TASK
Start at the top line and retype the data exactly through to the end.

Excerpts from a dataset:
*** Begin section ***

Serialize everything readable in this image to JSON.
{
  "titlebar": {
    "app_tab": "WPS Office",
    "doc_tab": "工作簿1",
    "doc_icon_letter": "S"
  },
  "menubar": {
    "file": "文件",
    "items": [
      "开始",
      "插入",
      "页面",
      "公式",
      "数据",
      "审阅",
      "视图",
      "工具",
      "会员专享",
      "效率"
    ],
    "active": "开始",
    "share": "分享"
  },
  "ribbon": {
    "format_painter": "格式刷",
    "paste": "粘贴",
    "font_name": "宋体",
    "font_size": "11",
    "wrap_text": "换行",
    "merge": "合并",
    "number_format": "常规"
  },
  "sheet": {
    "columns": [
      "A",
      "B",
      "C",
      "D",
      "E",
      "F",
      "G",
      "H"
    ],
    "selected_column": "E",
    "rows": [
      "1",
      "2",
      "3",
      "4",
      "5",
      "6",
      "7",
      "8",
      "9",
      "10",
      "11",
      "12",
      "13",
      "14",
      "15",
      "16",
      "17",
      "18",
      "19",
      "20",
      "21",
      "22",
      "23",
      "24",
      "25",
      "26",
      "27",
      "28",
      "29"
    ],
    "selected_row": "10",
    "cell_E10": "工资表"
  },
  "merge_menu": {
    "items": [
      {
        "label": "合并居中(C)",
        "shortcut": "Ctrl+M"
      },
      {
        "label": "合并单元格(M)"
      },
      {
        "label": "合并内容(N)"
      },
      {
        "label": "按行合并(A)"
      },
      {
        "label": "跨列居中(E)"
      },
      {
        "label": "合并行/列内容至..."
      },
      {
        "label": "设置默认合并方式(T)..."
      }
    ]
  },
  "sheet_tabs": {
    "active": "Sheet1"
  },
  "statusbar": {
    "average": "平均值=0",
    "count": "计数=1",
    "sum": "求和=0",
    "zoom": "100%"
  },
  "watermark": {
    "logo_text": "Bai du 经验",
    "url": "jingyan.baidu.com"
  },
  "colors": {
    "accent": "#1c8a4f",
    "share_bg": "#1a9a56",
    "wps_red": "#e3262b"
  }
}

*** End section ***

TASK SOLUTION
Serialize everything readable in this image to JSON.
{
  "titlebar": {
    "app_tab": "WPS Office",
    "doc_tab": "工作簿1",
    "doc_icon_letter": "S"
  },
  "menubar": {
    "file": "文件",
    "items": [
      "开始",
      "插入",
      "页面",
      "公式",
      "数据",
      "审阅",
      "视图",
      "工具",
      "会员专享",
      "效率"
    ],
    "active": "开始",
    "share": "分享"
  },
  "ribbon": {
    "format_painter": "格式刷",
    "paste": "粘贴",
    "font_name": "宋体",
    "font_size": "11",
    "wrap_text": "换行",
    "merge": "合并",
    "number_format": "常规"
  },
  "sheet": {
    "columns": [
      "A",
      "B",
      "C",
      "D",
      "E",
      "F",
      "G",
      "H"
    ],
    "selected_column": "E",
    "rows": [
      "1",
      "2",
      "3",
      "4",
      "5",
      "6",
      "7",
      "8",
      "9",
      "10",
      "11",
      "12",
      "13",
      "14",
      "15",
      "16",
      "17",
      "18",
      "19",
      "20",
      "21",
      "22",
      "23",
      "24",
      "25",
      "26",
      "27",
      "28",
      "29"
    ],
    "selected_row": "10",
    "cell_E10": "工资表"
  },
  "merge_menu": {
    "items": [
      {
        "label": "合并居中(C)",
        "shortcut": "Ctrl+M"
      },
      {
        "label": "合并单元格(M)"
      },
      {
        "label": "合并内容(N)"
      },
      {
        "label": "按行合并(A)"
      },
      {
        "label": "跨列居中(E)"
      },
      {
        "label": "合并行/列内容至..."
      },
      {
        "label": "设置默认合并方式(T)..."
      }
    ]
  },
  "sheet_tabs": {
    "active": "Sheet1"
  },
  "statusbar": {
    "average": "平均值=0",
    "count": "计数=1",
    "sum": "求和=0",
    "zoom": "100%"
  },
  "watermark": {
    "logo_text": "Bai du 经验",
    "url": "jingyan.baidu.com"
  },
  "colors": {
    "accent": "#1c8a4f",
    "share_bg": "#1a9a56",
    "wps_red": "#e3262b"
  }
}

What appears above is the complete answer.